▶ [Task goal]:
Down to the final line, print each entry exactly.

(Saved data entries)
--- START ---

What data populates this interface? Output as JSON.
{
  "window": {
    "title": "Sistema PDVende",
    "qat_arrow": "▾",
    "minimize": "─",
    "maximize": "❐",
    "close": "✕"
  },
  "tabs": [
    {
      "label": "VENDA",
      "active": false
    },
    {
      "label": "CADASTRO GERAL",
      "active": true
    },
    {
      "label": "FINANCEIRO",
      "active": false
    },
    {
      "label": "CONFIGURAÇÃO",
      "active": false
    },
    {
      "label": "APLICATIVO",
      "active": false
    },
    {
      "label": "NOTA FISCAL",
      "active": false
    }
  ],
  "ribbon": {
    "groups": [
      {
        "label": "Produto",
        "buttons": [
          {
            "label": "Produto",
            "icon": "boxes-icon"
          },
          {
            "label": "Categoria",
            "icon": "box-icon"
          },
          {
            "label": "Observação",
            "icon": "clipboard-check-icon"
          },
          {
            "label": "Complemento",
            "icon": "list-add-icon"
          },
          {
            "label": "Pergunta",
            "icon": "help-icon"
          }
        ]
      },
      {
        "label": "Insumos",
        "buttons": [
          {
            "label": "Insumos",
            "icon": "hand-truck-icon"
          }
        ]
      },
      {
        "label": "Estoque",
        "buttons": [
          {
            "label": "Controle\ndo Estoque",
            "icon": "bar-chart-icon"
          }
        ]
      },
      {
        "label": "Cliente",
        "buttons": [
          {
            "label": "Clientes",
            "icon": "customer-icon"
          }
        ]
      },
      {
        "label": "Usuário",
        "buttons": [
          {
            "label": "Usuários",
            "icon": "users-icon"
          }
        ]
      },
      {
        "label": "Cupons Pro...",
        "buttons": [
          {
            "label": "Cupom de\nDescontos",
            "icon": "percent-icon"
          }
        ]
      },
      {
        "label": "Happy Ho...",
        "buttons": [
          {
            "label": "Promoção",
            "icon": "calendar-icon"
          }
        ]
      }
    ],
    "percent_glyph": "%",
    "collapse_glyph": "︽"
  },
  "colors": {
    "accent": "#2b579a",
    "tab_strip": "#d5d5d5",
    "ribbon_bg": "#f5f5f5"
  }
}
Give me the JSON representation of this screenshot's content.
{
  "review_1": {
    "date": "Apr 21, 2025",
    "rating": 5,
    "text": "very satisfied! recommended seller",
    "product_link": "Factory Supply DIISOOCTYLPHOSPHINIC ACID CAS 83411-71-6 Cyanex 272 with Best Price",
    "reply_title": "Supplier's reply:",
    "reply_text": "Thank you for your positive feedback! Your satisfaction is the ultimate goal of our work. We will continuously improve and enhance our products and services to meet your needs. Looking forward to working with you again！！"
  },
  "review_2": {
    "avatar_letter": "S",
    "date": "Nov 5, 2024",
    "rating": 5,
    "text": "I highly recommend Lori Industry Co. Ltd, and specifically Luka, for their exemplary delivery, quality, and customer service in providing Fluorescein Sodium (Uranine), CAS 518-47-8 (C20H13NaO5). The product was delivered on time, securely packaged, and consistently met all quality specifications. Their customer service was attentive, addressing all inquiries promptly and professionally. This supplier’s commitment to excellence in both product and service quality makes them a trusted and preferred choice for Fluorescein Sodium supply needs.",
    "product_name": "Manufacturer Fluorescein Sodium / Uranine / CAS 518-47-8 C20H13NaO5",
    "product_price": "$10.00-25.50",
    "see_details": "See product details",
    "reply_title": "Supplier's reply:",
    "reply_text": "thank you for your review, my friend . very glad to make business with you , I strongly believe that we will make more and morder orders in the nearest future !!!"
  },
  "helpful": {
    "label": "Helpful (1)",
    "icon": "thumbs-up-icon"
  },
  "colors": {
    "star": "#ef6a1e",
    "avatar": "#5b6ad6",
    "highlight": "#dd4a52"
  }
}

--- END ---

▶ [Result]:
What data populates this interface? Output as JSON.
{
  "window": {
    "title": "Sistema PDVende",
    "qat_arrow": "▾",
    "minimize": "─",
    "maximize": "❐",
    "close": "✕"
  },
  "tabs": [
    {
      "label": "VENDA",
      "active": false
    },
    {
      "label": "CADASTRO GERAL",
      "active": true
    },
    {
      "label": "FINANCEIRO",
      "active": false
    },
    {
      "label": "CONFIGURAÇÃO",
      "active": false
    },
    {
      "label": "APLICATIVO",
      "active": false
    },
    {
      "label": "NOTA FISCAL",
      "active": false
    }
  ],
  "ribbon": {
    "groups": [
      {
        "label": "Produto",
        "buttons": [
          {
            "label": "Produto",
            "icon": "boxes-icon"
          },
          {
            "label": "Categoria",
            "icon": "box-icon"
          },
          {
            "label": "Observação",
            "icon": "clipboard-check-icon"
          },
          {
            "label": "Complemento",
            "icon": "list-add-icon"
          },
          {
            "label": "Pergunta",
            "icon": "help-icon"
          }
        ]
      },
      {
        "label": "Insumos",
        "buttons": [
          {
            "label": "Insumos",
            "icon": "hand-truck-icon"
          }
        ]
      },
      {
        "label": "Estoque",
        "buttons": [
          {
            "label": "Controle\ndo Estoque",
            "icon": "bar-chart-icon"
          }
        ]
      },
      {
        "label": "Cliente",
        "buttons": [
          {
            "label": "Clientes",
            "icon": "customer-icon"
          }
        ]
      },
      {
        "label": "Usuário",
        "buttons": [
          {
            "label": "Usuários",
            "icon": "users-icon"
          }
        ]
      },
      {
        "label": "Cupons Pro...",
        "buttons": [
          {
            "label": "Cupom de\nDescontos",
            "icon": "percent-icon"
          }
        ]
      },
      {
        "label": "Happy Ho...",
        "buttons": [
          {
            "label": "Promoção",
            "icon": "calendar-icon"
          }
        ]
      }
    ],
    "percent_glyph": "%",
    "collapse_glyph": "︽"
  },
  "colors": {
    "accent": "#2b579a",
    "tab_strip": "#d5d5d5",
    "ribbon_bg": "#f5f5f5"
  }
}
Give me the JSON representation of this screenshot's content.
{
  "review_1": {
    "date": "Apr 21, 2025",
    "rating": 5,
    "text": "very satisfied! recommended seller",
    "product_link": "Factory Supply DIISOOCTYLPHOSPHINIC ACID CAS 83411-71-6 Cyanex 272 with Best Price",
    "reply_title": "Supplier's reply:",
    "reply_text": "Thank you for your positive feedback! Your satisfaction is the ultimate goal of our work. We will continuously improve and enhance our products and services to meet your needs. Looking forward to working with you again！！"
  },
  "review_2": {
    "avatar_letter": "S",
    "date": "Nov 5, 2024",
    "rating": 5,
    "text": "I highly recommend Lori Industry Co. Ltd, and specifically Luka, for their exemplary delivery, quality, and customer service in providing Fluorescein Sodium (Uranine), CAS 518-47-8 (C20H13NaO5). The product was delivered on time, securely packaged, and consistently met all quality specifications. Their customer service was attentive, addressing all inquiries promptly and professionally. This supplier’s commitment to excellence in both product and service quality makes them a trusted and preferred choice for Fluorescein Sodium supply needs.",
    "product_name": "Manufacturer Fluorescein Sodium / Uranine / CAS 518-47-8 C20H13NaO5",
    "product_price": "$10.00-25.50",
    "see_details": "See product details",
    "reply_title": "Supplier's reply:",
    "reply_text": "thank you for your review, my friend . very glad to make business with you , I strongly believe that we will make more and morder orders in the nearest future !!!"
  },
  "helpful": {
    "label": "Helpful (1)",
    "icon": "thumbs-up-icon"
  },
  "colors": {
    "star": "#ef6a1e",
    "avatar": "#5b6ad6",
    "highlight": "#dd4a52"
  }
}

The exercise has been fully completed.